Though Breytenbach continued to agitate during the late ‘80s – he was a party to meetings in West Africa that set the groundwork for legalizing the ANC – he didn’t see the end of apartheid as necessarily translating into cultural or social stability, let alone racial peace. To Breytenbach, the country is still “awash in blood” and the West doesn’t care “two rusty ha’pennies about our continent sinking in the mire of famine and plagues and imploding structures.” The author comes off as a stand-up prophet in “Return to Paradise” – a kvetcher of gloom. In “Dog Heart” he mellows a bit, tending towards the nostalgic, preferring to celebrate the natural beauties of South African rather than excoriate the country’s politics.
Bretyenbach’s acidic, self-involved persona won him new enemies among South African reformists (a friend calls him “a misery sponge”), and even admirers of his poetry are not as enthusiastic about his prose. To Nobel Laureate J. M. Coetzee, Breytenbach’s memoirs “give in too easily to the narcissism that always imperils self-writing — narcissism and prolixity.” Admittedly, “Return to Paradise” and “Dog Heart” are the weakest of the four volumes, partly because they aren’t as sharply focused; instead of detailed recreations of the past or of prison, Breytenbach stumbles through time and space, feeling redundant and dazed in the face of tribal killing and economic chaos. It’s ironic that he has never felt more marginal as a citizen or an artist than with the liberation of his country: “Why will I not return to stay? Too late now. Foreigner here. Painted monkey. Bitter dreams. No roots. Attachment too painful. Deathwish …”
Breytenbach pumps up his ego by admiring himself for uttering truths “exaggerated with the innocence of a savage.” Going too far, even for the sake of art, is not always a virtue. Though his pessimism is somewhat leavened by a touching meditation on the death of his beloved father and his eagle-eye descriptions of landscapes, urban and natural.
Yet for all of their interludes of myopic navel-gazing, Breytenbach’s memoirs proffer a distinctively ornery imagination, a jittery fragmentation, that gets at nasty corners of experience ignored by the more conventional, realistic novels of such acclaimed South African writers as Andre Brink, Nadine Gordimer, and Coetzee.

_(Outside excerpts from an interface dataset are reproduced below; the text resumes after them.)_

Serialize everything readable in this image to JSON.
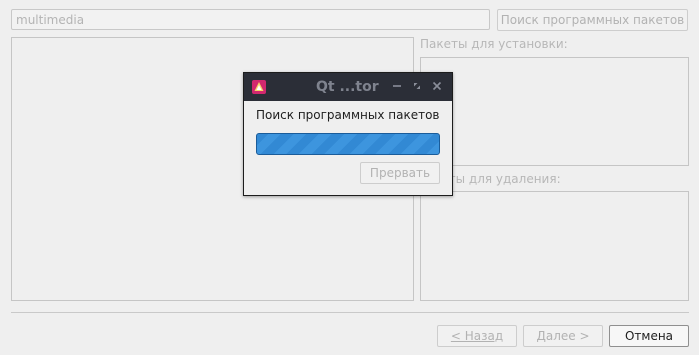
{
  "wizard": {
    "search_value": "multimedia",
    "search_button": "Поиск программных пакетов",
    "install_label": "Пакеты для установки:",
    "remove_label": "кеты для удаления:",
    "back_button": "< Назад",
    "next_button": "Далее >",
    "cancel_button": "Отмена"
  },
  "dialog": {
    "title": "Qt ...tor",
    "message": "Поиск программных пакетов",
    "abort_button": "Прервать",
    "progress_state": "busy"
  },
  "icons": {
    "app": "qt-maintenance-tool-icon",
    "minimize": "minimize-icon",
    "restore": "restore-icon",
    "close": "close-icon"
  },
  "colors": {
    "titlebar": "#2b2e37",
    "progress": "#3d95de",
    "background": "#efefef"
  }
}
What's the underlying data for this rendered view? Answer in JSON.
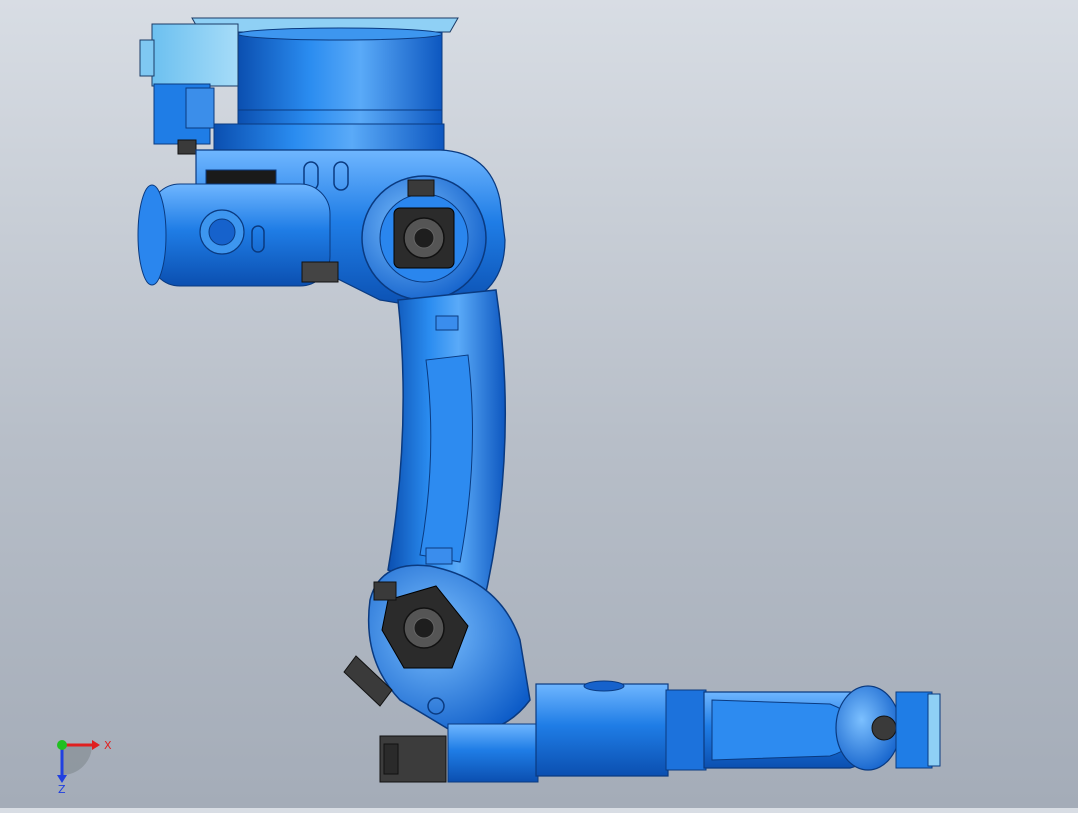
{
  "viewport": {
    "background_top": "#d8dde4",
    "background_bottom": "#a4acb8",
    "model": {
      "name": "robot-arm-assembly",
      "body_color": "#1f7de6",
      "body_dark": "#0b4fb0",
      "body_light": "#6fb6ff",
      "housing_color": "#8fd0f5",
      "motor_color": "#3a3a3a"
    }
  },
  "triad": {
    "x_label": "X",
    "z_label": "Z",
    "x_color": "#e02020",
    "y_color": "#20c020",
    "z_color": "#2040e0"
  }
}
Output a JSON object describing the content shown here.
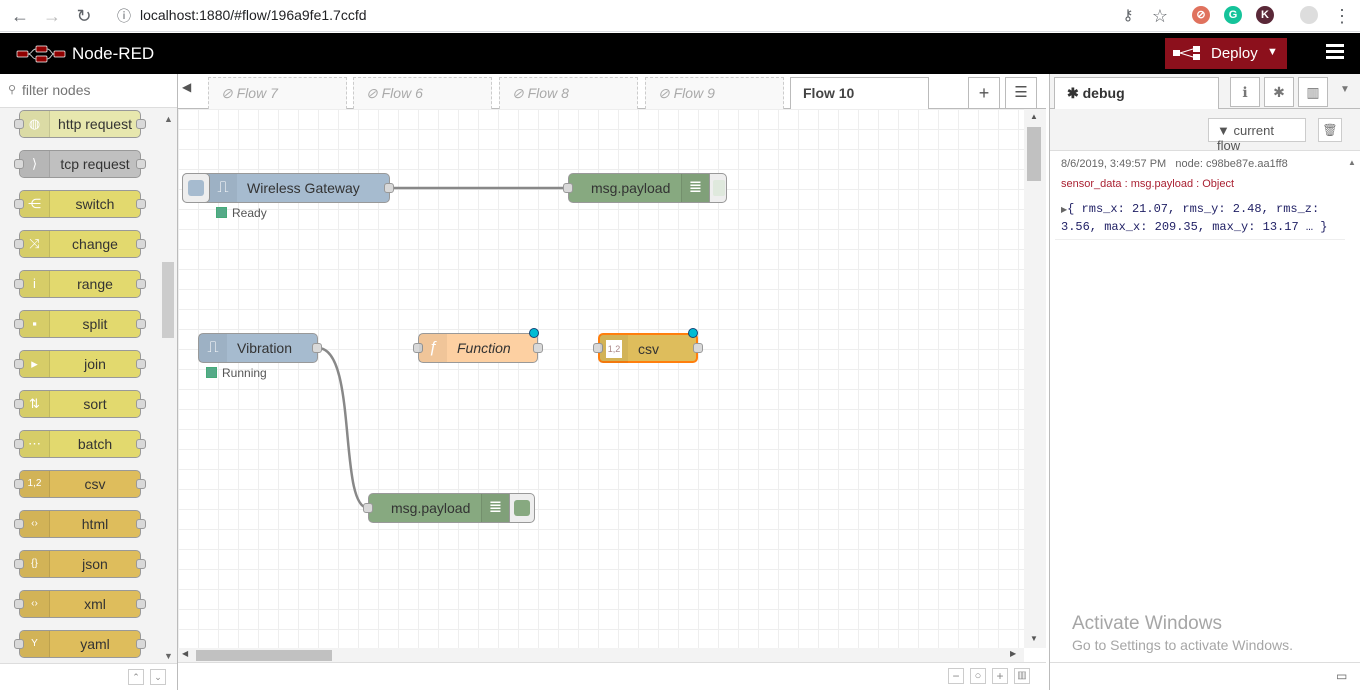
{
  "browser": {
    "url": "localhost:1880/#flow/196a9fe1.7ccfd",
    "ext_k": "K"
  },
  "header": {
    "brand": "Node-RED",
    "deploy_label": "Deploy"
  },
  "palette": {
    "search_placeholder": "filter nodes",
    "nodes": [
      {
        "label": "http request",
        "color": "#e7e7ae",
        "icon": "globe-icon"
      },
      {
        "label": "tcp request",
        "color": "#c0c0c0",
        "icon": "bridge-icon"
      },
      {
        "label": "switch",
        "color": "#e2d96e",
        "icon": "switch-icon"
      },
      {
        "label": "change",
        "color": "#e2d96e",
        "icon": "swap-icon"
      },
      {
        "label": "range",
        "color": "#e2d96e",
        "icon": "range-icon"
      },
      {
        "label": "split",
        "color": "#e2d96e",
        "icon": "split-icon"
      },
      {
        "label": "join",
        "color": "#e2d96e",
        "icon": "join-icon"
      },
      {
        "label": "sort",
        "color": "#e2d96e",
        "icon": "sort-icon"
      },
      {
        "label": "batch",
        "color": "#e2d96e",
        "icon": "batch-icon"
      },
      {
        "label": "csv",
        "color": "#debd5c",
        "icon": "csv-icon"
      },
      {
        "label": "html",
        "color": "#debd5c",
        "icon": "html-icon"
      },
      {
        "label": "json",
        "color": "#debd5c",
        "icon": "json-icon"
      },
      {
        "label": "xml",
        "color": "#debd5c",
        "icon": "xml-icon"
      },
      {
        "label": "yaml",
        "color": "#debd5c",
        "icon": "yaml-icon"
      }
    ],
    "icon_glyphs": {
      "globe-icon": "◍",
      "bridge-icon": "⟩",
      "switch-icon": "⋲",
      "swap-icon": "⤨",
      "range-icon": "i",
      "split-icon": "▪",
      "join-icon": "▸",
      "sort-icon": "⇅",
      "batch-icon": "⋯",
      "csv-icon": "1,2",
      "html-icon": "‹›",
      "json-icon": "{}",
      "xml-icon": "‹›",
      "yaml-icon": "Y"
    }
  },
  "tabs": [
    {
      "label": "Flow 7",
      "active": false
    },
    {
      "label": "Flow 6",
      "active": false
    },
    {
      "label": "Flow 8",
      "active": false
    },
    {
      "label": "Flow 9",
      "active": false
    },
    {
      "label": "Flow 10",
      "active": true
    }
  ],
  "flow": {
    "wireless_gateway": {
      "label": "Wireless Gateway",
      "status": "Ready"
    },
    "debug1": {
      "label": "msg.payload"
    },
    "vibration": {
      "label": "Vibration",
      "status": "Running"
    },
    "function": {
      "label": "Function"
    },
    "csv": {
      "label": "csv",
      "csv_icon_text": "1,2"
    },
    "debug2": {
      "label": "msg.payload"
    }
  },
  "colors": {
    "header_bg": "#000000",
    "deploy_bg": "#8c101c",
    "input_node": "#a6bbcf",
    "debug_node": "#87a980",
    "function_node": "#fdd0a2",
    "csv_node": "#debd5c",
    "selected_border": "#ff7f0e",
    "status_green": "#5a8"
  },
  "sidebar": {
    "tab_label": "debug",
    "filter_label": "current flow",
    "message": {
      "timestamp": "8/6/2019, 3:49:57 PM",
      "node": "node: c98be87e.aa1ff8",
      "topic": "sensor_data : msg.payload : Object",
      "object": "{ rms_x: 21.07, rms_y: 2.48, rms_z: 3.56, max_x: 209.35, max_y: 13.17 … }"
    }
  },
  "watermark": {
    "line1": "Activate Windows",
    "line2": "Go to Settings to activate Windows."
  }
}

Desmond Tutu, in a statement on the resignation of Mbeki, says the “so-called recalling of the President of our land fits the pattern of the settling of scores and the throwing about of weight that has happened post-Polokwane.” Breytenbach’s jaundiced perspective remains relevant to South Africa and its governance today because of the dreamy brutality of his prose, its erratic but brilliant insight into the mechanics of eye-for-an-eye opportunism